In the records that follow, show each line where the word "name" is present.

Dataset records
---*---
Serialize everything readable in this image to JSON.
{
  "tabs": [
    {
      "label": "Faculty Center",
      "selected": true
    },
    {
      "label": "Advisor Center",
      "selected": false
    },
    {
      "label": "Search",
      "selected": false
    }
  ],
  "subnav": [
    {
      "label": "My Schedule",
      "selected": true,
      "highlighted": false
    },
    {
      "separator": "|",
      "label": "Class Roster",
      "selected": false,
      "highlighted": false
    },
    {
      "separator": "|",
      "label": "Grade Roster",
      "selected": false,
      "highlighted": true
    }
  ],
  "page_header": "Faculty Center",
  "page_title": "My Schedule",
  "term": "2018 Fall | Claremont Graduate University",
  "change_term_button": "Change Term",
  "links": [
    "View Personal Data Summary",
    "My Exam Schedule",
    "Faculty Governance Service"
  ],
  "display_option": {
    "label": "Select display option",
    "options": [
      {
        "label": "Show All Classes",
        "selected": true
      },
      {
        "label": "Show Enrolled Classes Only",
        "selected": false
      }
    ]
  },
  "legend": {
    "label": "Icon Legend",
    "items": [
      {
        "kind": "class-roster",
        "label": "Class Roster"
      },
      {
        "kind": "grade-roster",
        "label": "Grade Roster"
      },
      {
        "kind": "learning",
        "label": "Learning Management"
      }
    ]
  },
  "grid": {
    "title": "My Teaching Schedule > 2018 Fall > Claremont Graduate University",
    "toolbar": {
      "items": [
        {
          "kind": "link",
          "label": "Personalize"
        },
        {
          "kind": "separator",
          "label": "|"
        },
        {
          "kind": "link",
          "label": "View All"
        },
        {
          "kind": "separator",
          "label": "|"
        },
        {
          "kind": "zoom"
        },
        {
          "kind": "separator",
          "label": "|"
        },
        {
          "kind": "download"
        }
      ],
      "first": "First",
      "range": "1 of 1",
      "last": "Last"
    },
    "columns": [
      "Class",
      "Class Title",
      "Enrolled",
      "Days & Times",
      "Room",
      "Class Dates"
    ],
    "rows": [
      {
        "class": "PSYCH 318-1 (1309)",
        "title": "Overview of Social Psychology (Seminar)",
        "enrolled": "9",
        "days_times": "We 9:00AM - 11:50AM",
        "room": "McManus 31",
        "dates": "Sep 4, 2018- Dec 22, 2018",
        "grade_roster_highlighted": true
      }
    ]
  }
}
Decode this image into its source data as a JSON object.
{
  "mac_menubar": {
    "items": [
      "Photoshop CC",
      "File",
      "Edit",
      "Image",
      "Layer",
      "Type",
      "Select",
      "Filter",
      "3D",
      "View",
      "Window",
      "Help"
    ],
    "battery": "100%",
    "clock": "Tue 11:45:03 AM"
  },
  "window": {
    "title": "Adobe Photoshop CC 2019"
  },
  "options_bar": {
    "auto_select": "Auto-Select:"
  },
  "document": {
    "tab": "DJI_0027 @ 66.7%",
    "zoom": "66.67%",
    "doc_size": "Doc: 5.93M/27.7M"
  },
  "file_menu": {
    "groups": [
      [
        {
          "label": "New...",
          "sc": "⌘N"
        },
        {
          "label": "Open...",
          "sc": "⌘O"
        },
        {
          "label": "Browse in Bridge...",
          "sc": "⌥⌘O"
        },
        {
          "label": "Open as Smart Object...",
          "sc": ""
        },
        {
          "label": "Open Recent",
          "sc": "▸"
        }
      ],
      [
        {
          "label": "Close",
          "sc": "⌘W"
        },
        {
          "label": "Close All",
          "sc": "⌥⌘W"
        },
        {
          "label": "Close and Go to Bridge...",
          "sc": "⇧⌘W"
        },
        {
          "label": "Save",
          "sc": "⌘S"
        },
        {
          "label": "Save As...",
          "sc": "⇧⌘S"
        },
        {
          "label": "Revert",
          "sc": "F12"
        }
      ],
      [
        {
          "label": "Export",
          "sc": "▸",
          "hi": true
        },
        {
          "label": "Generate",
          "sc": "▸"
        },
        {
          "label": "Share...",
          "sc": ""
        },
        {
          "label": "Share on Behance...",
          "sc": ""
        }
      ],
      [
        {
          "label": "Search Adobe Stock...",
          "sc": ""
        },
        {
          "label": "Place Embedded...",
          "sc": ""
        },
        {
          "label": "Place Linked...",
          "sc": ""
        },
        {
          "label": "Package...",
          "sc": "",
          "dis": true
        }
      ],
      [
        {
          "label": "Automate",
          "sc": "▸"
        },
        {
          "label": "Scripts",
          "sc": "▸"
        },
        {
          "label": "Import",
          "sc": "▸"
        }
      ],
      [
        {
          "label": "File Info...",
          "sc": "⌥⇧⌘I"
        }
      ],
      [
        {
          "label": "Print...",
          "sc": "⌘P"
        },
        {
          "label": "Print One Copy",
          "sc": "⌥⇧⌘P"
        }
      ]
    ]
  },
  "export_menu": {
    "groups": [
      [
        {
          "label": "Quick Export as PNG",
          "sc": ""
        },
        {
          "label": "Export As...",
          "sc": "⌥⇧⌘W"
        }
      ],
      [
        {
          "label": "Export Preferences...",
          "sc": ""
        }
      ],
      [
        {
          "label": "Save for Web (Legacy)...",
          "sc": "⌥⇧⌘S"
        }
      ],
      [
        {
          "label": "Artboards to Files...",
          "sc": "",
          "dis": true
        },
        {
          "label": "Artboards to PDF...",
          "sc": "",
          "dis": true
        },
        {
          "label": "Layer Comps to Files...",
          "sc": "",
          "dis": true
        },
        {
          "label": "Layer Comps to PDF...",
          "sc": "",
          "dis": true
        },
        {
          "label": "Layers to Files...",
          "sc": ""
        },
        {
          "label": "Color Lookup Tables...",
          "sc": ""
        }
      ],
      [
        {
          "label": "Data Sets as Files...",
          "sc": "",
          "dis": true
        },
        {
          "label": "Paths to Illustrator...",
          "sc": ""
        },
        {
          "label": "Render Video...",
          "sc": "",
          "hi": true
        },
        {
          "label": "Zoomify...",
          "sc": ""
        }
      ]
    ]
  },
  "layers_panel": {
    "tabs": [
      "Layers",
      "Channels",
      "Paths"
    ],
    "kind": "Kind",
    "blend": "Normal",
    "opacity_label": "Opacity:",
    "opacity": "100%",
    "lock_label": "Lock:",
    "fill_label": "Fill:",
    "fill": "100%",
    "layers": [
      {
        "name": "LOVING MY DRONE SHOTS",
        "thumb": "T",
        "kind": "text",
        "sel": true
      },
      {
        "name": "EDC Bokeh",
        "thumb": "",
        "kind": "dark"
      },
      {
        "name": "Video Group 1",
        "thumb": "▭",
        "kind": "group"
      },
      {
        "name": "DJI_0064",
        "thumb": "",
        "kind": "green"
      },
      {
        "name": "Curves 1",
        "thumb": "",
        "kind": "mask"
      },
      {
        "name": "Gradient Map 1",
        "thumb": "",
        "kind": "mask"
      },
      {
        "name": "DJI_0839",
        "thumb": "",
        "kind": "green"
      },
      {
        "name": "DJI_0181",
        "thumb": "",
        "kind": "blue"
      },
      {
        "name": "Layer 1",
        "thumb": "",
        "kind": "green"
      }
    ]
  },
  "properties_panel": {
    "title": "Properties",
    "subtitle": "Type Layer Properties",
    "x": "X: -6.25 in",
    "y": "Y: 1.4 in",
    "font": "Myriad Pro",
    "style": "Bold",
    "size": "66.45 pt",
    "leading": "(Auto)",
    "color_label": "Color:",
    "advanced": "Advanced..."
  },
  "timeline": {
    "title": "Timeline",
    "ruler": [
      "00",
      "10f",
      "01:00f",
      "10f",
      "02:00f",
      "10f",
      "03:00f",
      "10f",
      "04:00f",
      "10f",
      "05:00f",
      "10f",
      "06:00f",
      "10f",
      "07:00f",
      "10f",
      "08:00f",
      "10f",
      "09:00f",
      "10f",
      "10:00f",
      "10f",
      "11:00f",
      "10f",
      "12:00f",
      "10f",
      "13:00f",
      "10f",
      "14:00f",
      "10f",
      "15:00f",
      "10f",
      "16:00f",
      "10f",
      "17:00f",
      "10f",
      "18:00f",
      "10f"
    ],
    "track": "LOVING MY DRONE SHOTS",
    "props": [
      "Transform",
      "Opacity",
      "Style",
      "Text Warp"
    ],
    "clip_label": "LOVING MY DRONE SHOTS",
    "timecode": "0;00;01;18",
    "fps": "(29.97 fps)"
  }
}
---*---
Task result —
        "name": "LOVING MY DRONE SHOTS",
        "name": "EDC Bokeh",
        "name": "Video Group 1",
        "name": "DJI_0064",
        "name": "Curves 1",
        "name": "Gradient Map 1",
        "name": "DJI_0839",
        "name": "DJI_0181",
        "name": "Layer 1",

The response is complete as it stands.